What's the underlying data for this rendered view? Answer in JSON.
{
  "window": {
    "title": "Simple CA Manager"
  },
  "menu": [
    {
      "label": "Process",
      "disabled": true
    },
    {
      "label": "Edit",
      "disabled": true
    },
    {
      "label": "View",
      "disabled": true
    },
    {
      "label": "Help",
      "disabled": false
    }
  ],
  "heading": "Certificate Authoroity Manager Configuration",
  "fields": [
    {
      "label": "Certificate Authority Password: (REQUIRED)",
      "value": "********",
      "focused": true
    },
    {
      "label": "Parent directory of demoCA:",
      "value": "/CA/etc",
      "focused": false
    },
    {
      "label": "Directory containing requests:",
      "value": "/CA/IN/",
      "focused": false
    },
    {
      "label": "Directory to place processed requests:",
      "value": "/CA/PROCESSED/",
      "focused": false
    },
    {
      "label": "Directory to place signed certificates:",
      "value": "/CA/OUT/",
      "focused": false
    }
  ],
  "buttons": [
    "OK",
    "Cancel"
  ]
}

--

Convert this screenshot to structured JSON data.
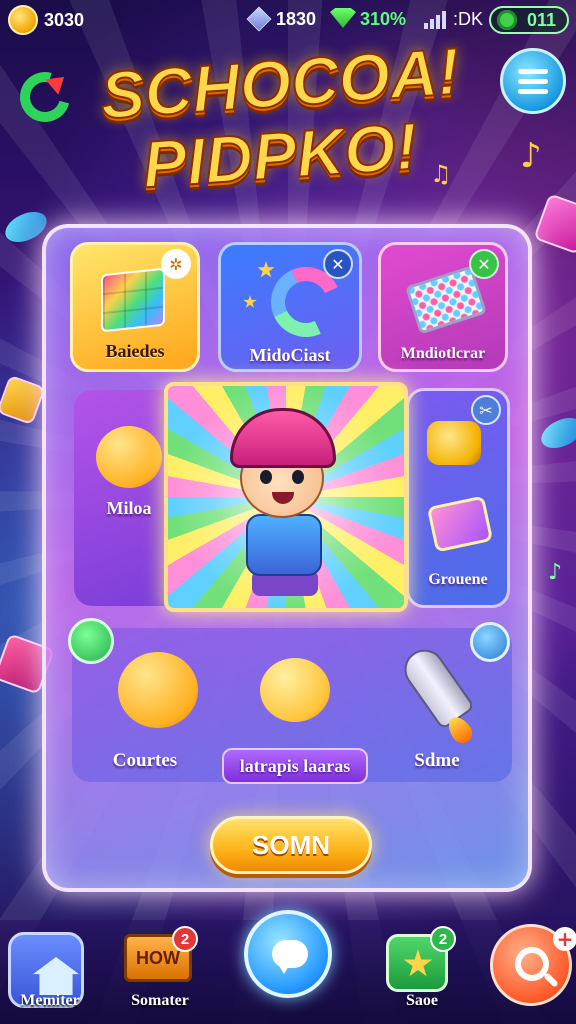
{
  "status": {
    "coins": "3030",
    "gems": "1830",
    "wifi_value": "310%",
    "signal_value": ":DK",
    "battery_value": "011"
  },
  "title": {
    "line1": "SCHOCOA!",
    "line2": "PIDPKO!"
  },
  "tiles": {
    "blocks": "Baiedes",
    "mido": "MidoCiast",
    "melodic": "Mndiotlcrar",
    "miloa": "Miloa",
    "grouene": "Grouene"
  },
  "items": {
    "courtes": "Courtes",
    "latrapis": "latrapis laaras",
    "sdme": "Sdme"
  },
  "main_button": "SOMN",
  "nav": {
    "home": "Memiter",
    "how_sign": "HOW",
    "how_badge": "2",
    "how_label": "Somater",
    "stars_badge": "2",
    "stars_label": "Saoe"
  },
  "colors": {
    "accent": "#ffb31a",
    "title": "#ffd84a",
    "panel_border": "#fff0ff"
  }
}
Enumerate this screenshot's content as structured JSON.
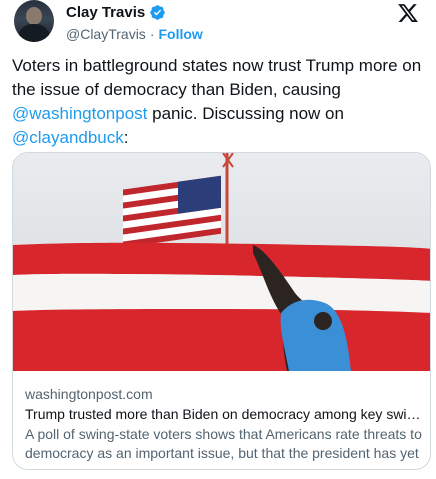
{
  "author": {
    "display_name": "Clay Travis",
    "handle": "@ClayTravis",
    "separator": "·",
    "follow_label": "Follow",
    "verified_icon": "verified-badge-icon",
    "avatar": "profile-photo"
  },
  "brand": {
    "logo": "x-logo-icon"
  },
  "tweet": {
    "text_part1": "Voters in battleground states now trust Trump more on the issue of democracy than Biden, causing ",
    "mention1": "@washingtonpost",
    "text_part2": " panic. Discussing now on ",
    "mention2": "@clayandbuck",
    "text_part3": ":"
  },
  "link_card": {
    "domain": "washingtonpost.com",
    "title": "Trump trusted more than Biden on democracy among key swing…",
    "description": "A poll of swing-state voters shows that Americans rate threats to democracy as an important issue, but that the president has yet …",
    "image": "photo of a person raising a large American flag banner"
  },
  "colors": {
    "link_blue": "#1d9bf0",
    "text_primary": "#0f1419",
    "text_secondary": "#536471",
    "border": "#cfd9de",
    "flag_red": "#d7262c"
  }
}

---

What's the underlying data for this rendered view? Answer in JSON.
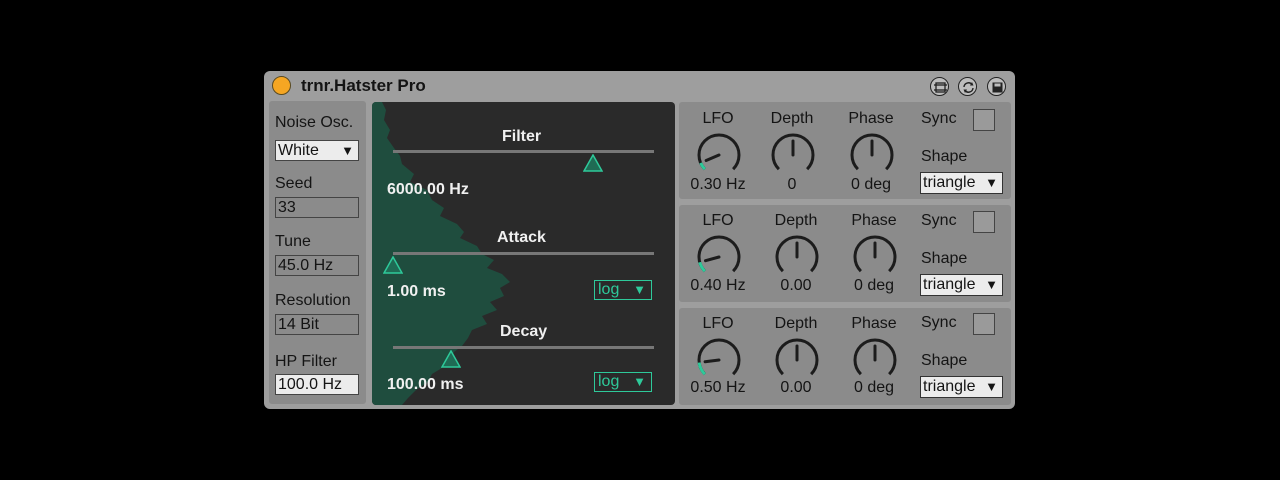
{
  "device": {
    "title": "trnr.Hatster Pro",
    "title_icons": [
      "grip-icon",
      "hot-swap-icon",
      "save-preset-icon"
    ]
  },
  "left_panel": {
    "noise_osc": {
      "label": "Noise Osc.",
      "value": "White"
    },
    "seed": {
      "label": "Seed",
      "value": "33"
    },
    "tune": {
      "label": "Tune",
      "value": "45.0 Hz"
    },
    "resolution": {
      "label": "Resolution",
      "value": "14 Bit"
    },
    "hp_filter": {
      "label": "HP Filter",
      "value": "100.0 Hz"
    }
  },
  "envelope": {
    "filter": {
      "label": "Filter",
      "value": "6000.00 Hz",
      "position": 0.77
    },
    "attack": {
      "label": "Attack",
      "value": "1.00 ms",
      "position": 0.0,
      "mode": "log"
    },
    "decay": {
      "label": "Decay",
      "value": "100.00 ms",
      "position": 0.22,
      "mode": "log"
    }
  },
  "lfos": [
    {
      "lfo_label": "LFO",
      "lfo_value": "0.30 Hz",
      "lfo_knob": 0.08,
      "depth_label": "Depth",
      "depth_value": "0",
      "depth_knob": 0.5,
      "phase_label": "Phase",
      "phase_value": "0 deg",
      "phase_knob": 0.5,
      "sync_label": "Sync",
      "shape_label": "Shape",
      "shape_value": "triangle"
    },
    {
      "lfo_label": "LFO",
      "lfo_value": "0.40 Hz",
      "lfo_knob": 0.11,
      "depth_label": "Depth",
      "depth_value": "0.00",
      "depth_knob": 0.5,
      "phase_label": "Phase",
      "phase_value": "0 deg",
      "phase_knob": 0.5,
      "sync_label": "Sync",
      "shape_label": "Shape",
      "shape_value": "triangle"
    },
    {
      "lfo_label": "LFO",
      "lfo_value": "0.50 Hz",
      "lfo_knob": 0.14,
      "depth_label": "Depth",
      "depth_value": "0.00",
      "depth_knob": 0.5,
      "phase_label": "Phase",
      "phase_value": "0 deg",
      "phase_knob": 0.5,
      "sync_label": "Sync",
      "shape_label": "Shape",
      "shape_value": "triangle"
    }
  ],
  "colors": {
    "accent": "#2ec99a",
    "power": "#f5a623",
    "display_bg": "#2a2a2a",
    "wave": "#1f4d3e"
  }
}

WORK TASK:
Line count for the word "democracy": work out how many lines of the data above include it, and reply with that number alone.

WRITTEN SOLUTION:
3